The Amazing Spider-Man 2(2014)
- RatedPG13 /GenreAction, Adventure, Fantasy
The Amazing Spider-Man 2
One Uncle Ben (or was it Voltaire) once said, “With great power comes great responsibility.”
In the case of director Marc Webb, whose sole power is to make one of pop-culture’s most recognisable icon’s continuing journey on the silver screen “amazing”, it turns out to be more like getting web on your face.
Dare we say, he has let down legions of “Spider-fans” with ‘The Amazing Spider-Man 2’.
Webb had before him what was perhaps a perfect mise en place: a perfectly cooked origin story in 2012’s ‘The Amazing Spider-Man’, topped off with the excellent pairing of Hollywood’s new stars Andrew Garfield and Emma Stone. Not to mention the multi-hyphenate Jamie Foxx to complement and contrast the offering.
But like a jittery novice on an episode of ‘Masterchef’ with a pantry full of premium ingredients, he squandered the task.
Bloated and overstuffed, it is like Sam Raimi’s ‘Spider-Man 3’ in 2007, where too many super-villains spoil the broth.
THREE VILLAINS TOO MANY
The biggest offender is Foxx’s Max Dillon. After falling into a tank of genetically modified electric eels in an accident, this lowly cog in Oscorp Industries’ machinery is transformed as Electro. The gap-toothed nerd with a comb-over and very low self-esteem is now bestowed with God-like powers and he is hell-bent on destroying anyone and anything in his path.
Foxx gives a brilliant performance, with glimpses of genuine pathos that you are compelled to feel sorry for this everyman-turned-sparks-shooting-monstrosity.
What is disappointing is, as the main antagonist, his character arc is underused and he seems more of a supporting act for a more slithery villain in the form of Dane DeHaan’s Harry Osborn.
Taking over the reins from James Franco, DeHaan plays the heir to the Oscorp empire who is perverted by conceit and science, eventually turning into Green Goblin.
DeHaan turns in an intense performance as the moody Harry, a performance that is as petulant as his Lucian Carr in ‘Kill Your Darlings’ and Jason in ‘The Place Beyond The Pines’.
His relationship with Peter Parker, though, comes off as being a bit of a cliche, mainly the scriptwriters’ fault for skimping through Harry’s return and eventual transformation.
And then there is Paul Giamatti’s Russian mobster-turned-super villain Aleksei Sytsevich / Rhino.
Despite brief screen-time, Giamatti’s bruising performance bookends the movie.
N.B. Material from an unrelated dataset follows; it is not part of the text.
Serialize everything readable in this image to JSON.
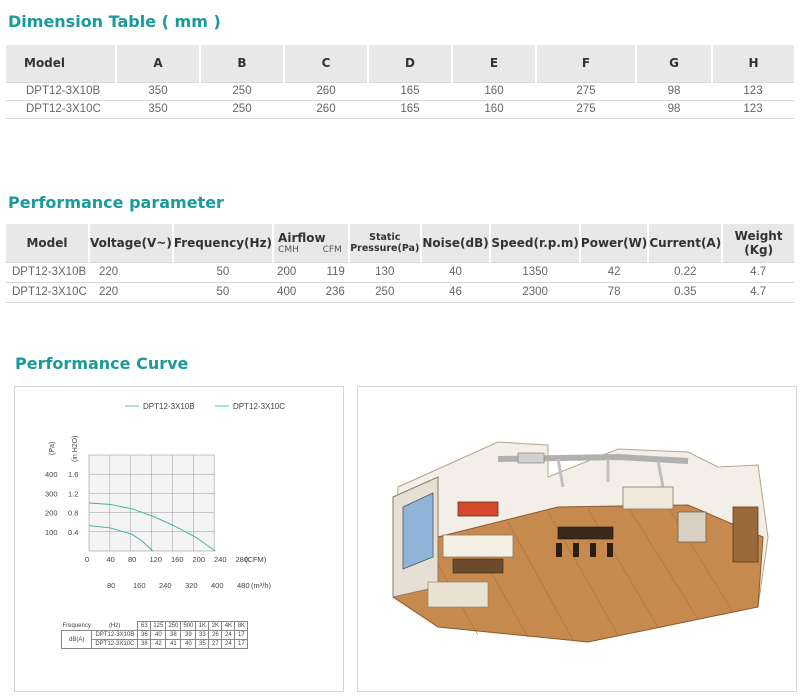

And like Harry, his character’s thread foreshadows upcoming spinoffs.
With three villains and multiple plot lines, it does get crowded.
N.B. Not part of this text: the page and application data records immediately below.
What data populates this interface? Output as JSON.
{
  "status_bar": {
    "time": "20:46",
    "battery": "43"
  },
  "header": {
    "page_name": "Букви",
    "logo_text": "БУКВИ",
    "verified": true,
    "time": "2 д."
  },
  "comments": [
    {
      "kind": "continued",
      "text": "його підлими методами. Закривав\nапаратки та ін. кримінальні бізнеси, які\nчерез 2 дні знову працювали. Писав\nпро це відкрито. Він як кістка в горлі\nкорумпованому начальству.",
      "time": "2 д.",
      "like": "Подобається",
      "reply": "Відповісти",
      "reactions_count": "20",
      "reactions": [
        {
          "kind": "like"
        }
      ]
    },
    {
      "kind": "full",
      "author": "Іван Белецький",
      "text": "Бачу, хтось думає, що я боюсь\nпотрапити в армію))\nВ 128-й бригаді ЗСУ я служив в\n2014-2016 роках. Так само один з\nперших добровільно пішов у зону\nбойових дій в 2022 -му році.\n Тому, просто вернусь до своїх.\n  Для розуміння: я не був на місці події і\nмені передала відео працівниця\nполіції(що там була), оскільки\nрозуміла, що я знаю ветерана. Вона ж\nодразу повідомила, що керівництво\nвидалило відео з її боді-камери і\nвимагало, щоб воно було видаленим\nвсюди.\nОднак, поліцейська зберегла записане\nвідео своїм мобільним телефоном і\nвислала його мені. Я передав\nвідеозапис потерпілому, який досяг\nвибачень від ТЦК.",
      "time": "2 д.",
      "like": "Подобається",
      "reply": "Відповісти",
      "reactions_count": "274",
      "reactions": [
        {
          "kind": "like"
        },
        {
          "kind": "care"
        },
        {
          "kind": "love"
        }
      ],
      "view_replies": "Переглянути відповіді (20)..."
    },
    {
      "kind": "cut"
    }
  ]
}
Webb tries his best to weave the stories into one coherent piece, but clear storytelling was sacrificed to quickly lay the foundation for future stories and movies.
COUPLE TO THE RESCUE
What ultimately saved Webb’s dish are its star ingredients: Andrew Garfield and Emma Stone.
The off-screen couple acting as an on-screen couple are perhaps the director’s greatest coup.
Garfield’s flawless comedic timing and awkward charm makes him the closest Peter Parker/Spider-Man that fans will see on the big screen.
Stone, as his on-again-off-again girlfriend Gwen Stacy, gives a pluckier performance than before.
Their chemistry makes their relationship very believable, and they light up the screen whenever they are together.
Those who enjoyed the action scenes and special effects of previous Spider-Man movies will not be disappointed for there are many sequences, from the explosive showdown in Times Square to the bruising finale at the Oscorp power grid.
Despite its misgivings, this franchise does not look like it will get old, simply because Spider-Man will always be your everyday neighbourhood hero. Don’t forget that friendly wave, though it will not be goodbye just yet.
Be sure to "Shazam" the end credit sequence to unlock a sneak peek into the franchise's "sinister future". You can download the Shazam app on iTunes or GooglePlay.
‘The Amazing Spider-Man 2’ is now showing in cinemas